Work instructions
From first line to last, retype the data exactly.

====== Entries supplied ======

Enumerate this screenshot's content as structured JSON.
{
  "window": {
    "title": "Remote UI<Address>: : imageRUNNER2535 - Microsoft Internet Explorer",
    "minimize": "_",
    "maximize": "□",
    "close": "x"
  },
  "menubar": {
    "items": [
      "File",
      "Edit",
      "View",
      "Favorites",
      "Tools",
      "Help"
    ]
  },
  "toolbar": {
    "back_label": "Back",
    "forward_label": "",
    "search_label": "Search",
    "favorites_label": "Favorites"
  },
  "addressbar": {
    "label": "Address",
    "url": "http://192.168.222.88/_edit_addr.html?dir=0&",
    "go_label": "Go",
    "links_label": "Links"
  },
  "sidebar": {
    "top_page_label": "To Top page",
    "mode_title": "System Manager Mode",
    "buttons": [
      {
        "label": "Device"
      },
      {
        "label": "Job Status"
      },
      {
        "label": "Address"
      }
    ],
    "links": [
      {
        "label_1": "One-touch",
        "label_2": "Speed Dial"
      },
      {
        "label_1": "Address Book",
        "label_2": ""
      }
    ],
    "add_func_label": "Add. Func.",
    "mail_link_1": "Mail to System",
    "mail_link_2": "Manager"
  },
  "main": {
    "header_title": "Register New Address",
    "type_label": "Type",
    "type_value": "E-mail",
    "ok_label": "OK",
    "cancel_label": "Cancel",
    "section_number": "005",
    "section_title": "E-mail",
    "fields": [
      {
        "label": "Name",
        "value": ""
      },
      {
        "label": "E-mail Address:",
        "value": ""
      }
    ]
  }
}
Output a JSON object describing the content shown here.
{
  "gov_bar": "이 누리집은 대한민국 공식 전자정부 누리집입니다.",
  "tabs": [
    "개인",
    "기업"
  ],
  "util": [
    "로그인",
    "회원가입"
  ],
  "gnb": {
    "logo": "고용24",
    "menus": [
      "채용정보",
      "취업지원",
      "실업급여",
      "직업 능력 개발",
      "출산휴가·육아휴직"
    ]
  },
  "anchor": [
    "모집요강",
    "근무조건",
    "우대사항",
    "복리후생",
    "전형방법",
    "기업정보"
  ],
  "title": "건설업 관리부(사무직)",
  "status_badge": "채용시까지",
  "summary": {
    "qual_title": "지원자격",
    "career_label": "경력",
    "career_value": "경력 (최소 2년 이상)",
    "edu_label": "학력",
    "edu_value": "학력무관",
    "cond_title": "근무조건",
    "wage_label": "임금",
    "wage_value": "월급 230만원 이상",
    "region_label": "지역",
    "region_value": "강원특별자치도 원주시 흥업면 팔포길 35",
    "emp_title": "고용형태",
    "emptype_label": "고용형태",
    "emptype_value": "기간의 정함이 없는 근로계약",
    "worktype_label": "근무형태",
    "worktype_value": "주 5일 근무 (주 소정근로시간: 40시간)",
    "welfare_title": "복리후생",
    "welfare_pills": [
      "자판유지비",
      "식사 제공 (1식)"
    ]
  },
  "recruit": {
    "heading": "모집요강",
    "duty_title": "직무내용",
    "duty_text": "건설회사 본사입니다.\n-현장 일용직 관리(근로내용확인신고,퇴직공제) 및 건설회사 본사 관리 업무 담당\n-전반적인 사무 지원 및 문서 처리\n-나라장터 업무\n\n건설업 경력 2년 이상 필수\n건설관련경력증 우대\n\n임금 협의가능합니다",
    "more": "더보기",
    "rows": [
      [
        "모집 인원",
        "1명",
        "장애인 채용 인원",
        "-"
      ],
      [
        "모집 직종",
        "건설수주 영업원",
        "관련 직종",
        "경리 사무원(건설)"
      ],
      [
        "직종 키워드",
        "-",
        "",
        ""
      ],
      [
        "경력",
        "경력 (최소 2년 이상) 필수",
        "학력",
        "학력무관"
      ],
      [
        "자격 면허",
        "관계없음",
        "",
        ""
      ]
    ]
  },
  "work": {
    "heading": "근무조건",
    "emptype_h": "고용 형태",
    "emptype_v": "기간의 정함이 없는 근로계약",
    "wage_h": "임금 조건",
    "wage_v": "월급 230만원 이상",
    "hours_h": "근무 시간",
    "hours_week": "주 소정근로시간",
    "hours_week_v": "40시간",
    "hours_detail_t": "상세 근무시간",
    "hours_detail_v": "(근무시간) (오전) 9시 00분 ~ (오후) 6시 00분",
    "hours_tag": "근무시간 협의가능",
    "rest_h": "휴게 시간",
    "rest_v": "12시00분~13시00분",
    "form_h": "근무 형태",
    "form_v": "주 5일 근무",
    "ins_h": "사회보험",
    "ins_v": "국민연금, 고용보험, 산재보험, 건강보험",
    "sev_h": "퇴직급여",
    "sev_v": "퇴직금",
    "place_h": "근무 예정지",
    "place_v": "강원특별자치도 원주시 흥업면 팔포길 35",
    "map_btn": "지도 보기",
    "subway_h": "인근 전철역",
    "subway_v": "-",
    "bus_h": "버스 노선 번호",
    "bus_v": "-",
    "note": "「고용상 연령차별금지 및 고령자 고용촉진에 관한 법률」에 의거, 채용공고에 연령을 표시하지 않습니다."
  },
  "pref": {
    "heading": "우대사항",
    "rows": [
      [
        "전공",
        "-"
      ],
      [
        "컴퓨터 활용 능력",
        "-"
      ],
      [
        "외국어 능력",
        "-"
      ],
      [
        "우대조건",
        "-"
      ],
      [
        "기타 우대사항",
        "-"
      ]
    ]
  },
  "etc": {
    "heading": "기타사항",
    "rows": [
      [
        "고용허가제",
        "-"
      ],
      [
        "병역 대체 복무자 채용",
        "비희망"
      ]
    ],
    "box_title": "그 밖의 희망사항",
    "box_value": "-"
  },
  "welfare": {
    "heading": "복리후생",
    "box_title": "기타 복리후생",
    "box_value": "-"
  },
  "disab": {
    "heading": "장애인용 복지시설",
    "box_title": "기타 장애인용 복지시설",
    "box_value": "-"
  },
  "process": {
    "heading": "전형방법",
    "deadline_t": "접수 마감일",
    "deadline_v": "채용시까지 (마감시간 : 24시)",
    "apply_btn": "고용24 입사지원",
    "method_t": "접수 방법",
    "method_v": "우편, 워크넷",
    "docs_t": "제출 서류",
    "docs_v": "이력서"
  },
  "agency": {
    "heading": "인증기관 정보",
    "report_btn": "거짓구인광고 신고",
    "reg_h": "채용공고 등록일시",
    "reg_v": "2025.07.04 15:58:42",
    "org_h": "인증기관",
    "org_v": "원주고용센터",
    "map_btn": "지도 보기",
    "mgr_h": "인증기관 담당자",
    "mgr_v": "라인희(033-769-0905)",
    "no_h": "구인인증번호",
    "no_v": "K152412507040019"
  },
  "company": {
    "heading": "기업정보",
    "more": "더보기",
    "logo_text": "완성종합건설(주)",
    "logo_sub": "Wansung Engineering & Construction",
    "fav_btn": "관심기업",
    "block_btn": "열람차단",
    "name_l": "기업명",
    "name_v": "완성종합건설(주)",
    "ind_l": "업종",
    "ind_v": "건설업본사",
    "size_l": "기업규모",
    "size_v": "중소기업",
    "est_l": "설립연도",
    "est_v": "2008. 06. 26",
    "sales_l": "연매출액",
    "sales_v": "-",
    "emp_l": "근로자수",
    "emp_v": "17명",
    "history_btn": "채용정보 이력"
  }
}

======

The answer
Enumerate this screenshot's content as structured JSON.
{
  "window": {
    "title": "Remote UI<Address>: : imageRUNNER2535 - Microsoft Internet Explorer",
    "minimize": "_",
    "maximize": "□",
    "close": "x"
  },
  "menubar": {
    "items": [
      "File",
      "Edit",
      "View",
      "Favorites",
      "Tools",
      "Help"
    ]
  },
  "toolbar": {
    "back_label": "Back",
    "forward_label": "",
    "search_label": "Search",
    "favorites_label": "Favorites"
  },
  "addressbar": {
    "label": "Address",
    "url": "http://192.168.222.88/_edit_addr.html?dir=0&",
    "go_label": "Go",
    "links_label": "Links"
  },
  "sidebar": {
    "top_page_label": "To Top page",
    "mode_title": "System Manager Mode",
    "buttons": [
      {
        "label": "Device"
      },
      {
        "label": "Job Status"
      },
      {
        "label": "Address"
      }
    ],
    "links": [
      {
        "label_1": "One-touch",
        "label_2": "Speed Dial"
      },
      {
        "label_1": "Address Book",
        "label_2": ""
      }
    ],
    "add_func_label": "Add. Func.",
    "mail_link_1": "Mail to System",
    "mail_link_2": "Manager"
  },
  "main": {
    "header_title": "Register New Address",
    "type_label": "Type",
    "type_value": "E-mail",
    "ok_label": "OK",
    "cancel_label": "Cancel",
    "section_number": "005",
    "section_title": "E-mail",
    "fields": [
      {
        "label": "Name",
        "value": ""
      },
      {
        "label": "E-mail Address:",
        "value": ""
      }
    ]
  }
}
Output a JSON object describing the content shown here.
{
  "gov_bar": "이 누리집은 대한민국 공식 전자정부 누리집입니다.",
  "tabs": [
    "개인",
    "기업"
  ],
  "util": [
    "로그인",
    "회원가입"
  ],
  "gnb": {
    "logo": "고용24",
    "menus": [
      "채용정보",
      "취업지원",
      "실업급여",
      "직업 능력 개발",
      "출산휴가·육아휴직"
    ]
  },
  "anchor": [
    "모집요강",
    "근무조건",
    "우대사항",
    "복리후생",
    "전형방법",
    "기업정보"
  ],
  "title": "건설업 관리부(사무직)",
  "status_badge": "채용시까지",
  "summary": {
    "qual_title": "지원자격",
    "career_label": "경력",
    "career_value": "경력 (최소 2년 이상)",
    "edu_label": "학력",
    "edu_value": "학력무관",
    "cond_title": "근무조건",
    "wage_label": "임금",
    "wage_value": "월급 230만원 이상",
    "region_label": "지역",
    "region_value": "강원특별자치도 원주시 흥업면 팔포길 35",
    "emp_title": "고용형태",
    "emptype_label": "고용형태",
    "emptype_value": "기간의 정함이 없는 근로계약",
    "worktype_label": "근무형태",
    "worktype_value": "주 5일 근무 (주 소정근로시간: 40시간)",
    "welfare_title": "복리후생",
    "welfare_pills": [
      "자판유지비",
      "식사 제공 (1식)"
    ]
  },
  "recruit": {
    "heading": "모집요강",
    "duty_title": "직무내용",
    "duty_text": "건설회사 본사입니다.\n-현장 일용직 관리(근로내용확인신고,퇴직공제) 및 건설회사 본사 관리 업무 담당\n-전반적인 사무 지원 및 문서 처리\n-나라장터 업무\n\n건설업 경력 2년 이상 필수\n건설관련경력증 우대\n\n임금 협의가능합니다",
    "more": "더보기",
    "rows": [
      [
        "모집 인원",
        "1명",
        "장애인 채용 인원",
        "-"
      ],
      [
        "모집 직종",
        "건설수주 영업원",
        "관련 직종",
        "경리 사무원(건설)"
      ],
      [
        "직종 키워드",
        "-",
        "",
        ""
      ],
      [
        "경력",
        "경력 (최소 2년 이상) 필수",
        "학력",
        "학력무관"
      ],
      [
        "자격 면허",
        "관계없음",
        "",
        ""
      ]
    ]
  },
  "work": {
    "heading": "근무조건",
    "emptype_h": "고용 형태",
    "emptype_v": "기간의 정함이 없는 근로계약",
    "wage_h": "임금 조건",
    "wage_v": "월급 230만원 이상",
    "hours_h": "근무 시간",
    "hours_week": "주 소정근로시간",
    "hours_week_v": "40시간",
    "hours_detail_t": "상세 근무시간",
    "hours_detail_v": "(근무시간) (오전) 9시 00분 ~ (오후) 6시 00분",
    "hours_tag": "근무시간 협의가능",
    "rest_h": "휴게 시간",
    "rest_v": "12시00분~13시00분",
    "form_h": "근무 형태",
    "form_v": "주 5일 근무",
    "ins_h": "사회보험",
    "ins_v": "국민연금, 고용보험, 산재보험, 건강보험",
    "sev_h": "퇴직급여",
    "sev_v": "퇴직금",
    "place_h": "근무 예정지",
    "place_v": "강원특별자치도 원주시 흥업면 팔포길 35",
    "map_btn": "지도 보기",
    "subway_h": "인근 전철역",
    "subway_v": "-",
    "bus_h": "버스 노선 번호",
    "bus_v": "-",
    "note": "「고용상 연령차별금지 및 고령자 고용촉진에 관한 법률」에 의거, 채용공고에 연령을 표시하지 않습니다."
  },
  "pref": {
    "heading": "우대사항",
    "rows": [
      [
        "전공",
        "-"
      ],
      [
        "컴퓨터 활용 능력",
        "-"
      ],
      [
        "외국어 능력",
        "-"
      ],
      [
        "우대조건",
        "-"
      ],
      [
        "기타 우대사항",
        "-"
      ]
    ]
  },
  "etc": {
    "heading": "기타사항",
    "rows": [
      [
        "고용허가제",
        "-"
      ],
      [
        "병역 대체 복무자 채용",
        "비희망"
      ]
    ],
    "box_title": "그 밖의 희망사항",
    "box_value": "-"
  },
  "welfare": {
    "heading": "복리후생",
    "box_title": "기타 복리후생",
    "box_value": "-"
  },
  "disab": {
    "heading": "장애인용 복지시설",
    "box_title": "기타 장애인용 복지시설",
    "box_value": "-"
  },
  "process": {
    "heading": "전형방법",
    "deadline_t": "접수 마감일",
    "deadline_v": "채용시까지 (마감시간 : 24시)",
    "apply_btn": "고용24 입사지원",
    "method_t": "접수 방법",
    "method_v": "우편, 워크넷",
    "docs_t": "제출 서류",
    "docs_v": "이력서"
  },
  "agency": {
    "heading": "인증기관 정보",
    "report_btn": "거짓구인광고 신고",
    "reg_h": "채용공고 등록일시",
    "reg_v": "2025.07.04 15:58:42",
    "org_h": "인증기관",
    "org_v": "원주고용센터",
    "map_btn": "지도 보기",
    "mgr_h": "인증기관 담당자",
    "mgr_v": "라인희(033-769-0905)",
    "no_h": "구인인증번호",
    "no_v": "K152412507040019"
  },
  "company": {
    "heading": "기업정보",
    "more": "더보기",
    "logo_text": "완성종합건설(주)",
    "logo_sub": "Wansung Engineering & Construction",
    "fav_btn": "관심기업",
    "block_btn": "열람차단",
    "name_l": "기업명",
    "name_v": "완성종합건설(주)",
    "ind_l": "업종",
    "ind_v": "건설업본사",
    "size_l": "기업규모",
    "size_v": "중소기업",
    "est_l": "설립연도",
    "est_v": "2008. 06. 26",
    "sales_l": "연매출액",
    "sales_v": "-",
    "emp_l": "근로자수",
    "emp_v": "17명",
    "history_btn": "채용정보 이력"
  }
}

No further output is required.